● **WORK TO COMPLETE**
Return each of the entries below precisely as it appears.

+++ RECORDS SHOWN +++

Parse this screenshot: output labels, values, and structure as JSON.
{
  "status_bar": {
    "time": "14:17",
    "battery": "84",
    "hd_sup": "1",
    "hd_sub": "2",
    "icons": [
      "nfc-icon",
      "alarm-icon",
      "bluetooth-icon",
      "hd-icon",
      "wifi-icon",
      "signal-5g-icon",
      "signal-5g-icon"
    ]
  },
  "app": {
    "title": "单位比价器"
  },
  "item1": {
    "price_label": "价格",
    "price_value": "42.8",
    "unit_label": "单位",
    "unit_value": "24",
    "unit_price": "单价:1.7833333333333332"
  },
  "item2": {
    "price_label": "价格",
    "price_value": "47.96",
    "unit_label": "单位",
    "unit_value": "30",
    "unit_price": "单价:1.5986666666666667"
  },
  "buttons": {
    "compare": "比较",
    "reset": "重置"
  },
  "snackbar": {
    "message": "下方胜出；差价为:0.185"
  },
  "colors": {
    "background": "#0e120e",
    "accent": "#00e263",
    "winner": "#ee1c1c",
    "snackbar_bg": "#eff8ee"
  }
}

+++

● **RESULT**
Parse this screenshot: output labels, values, and structure as JSON.
{
  "status_bar": {
    "time": "14:17",
    "battery": "84",
    "hd_sup": "1",
    "hd_sub": "2",
    "icons": [
      "nfc-icon",
      "alarm-icon",
      "bluetooth-icon",
      "hd-icon",
      "wifi-icon",
      "signal-5g-icon",
      "signal-5g-icon"
    ]
  },
  "app": {
    "title": "单位比价器"
  },
  "item1": {
    "price_label": "价格",
    "price_value": "42.8",
    "unit_label": "单位",
    "unit_value": "24",
    "unit_price": "单价:1.7833333333333332"
  },
  "item2": {
    "price_label": "价格",
    "price_value": "47.96",
    "unit_label": "单位",
    "unit_value": "30",
    "unit_price": "单价:1.5986666666666667"
  },
  "buttons": {
    "compare": "比较",
    "reset": "重置"
  },
  "snackbar": {
    "message": "下方胜出；差价为:0.185"
  },
  "colors": {
    "background": "#0e120e",
    "accent": "#00e263",
    "winner": "#ee1c1c",
    "snackbar_bg": "#eff8ee"
  }
}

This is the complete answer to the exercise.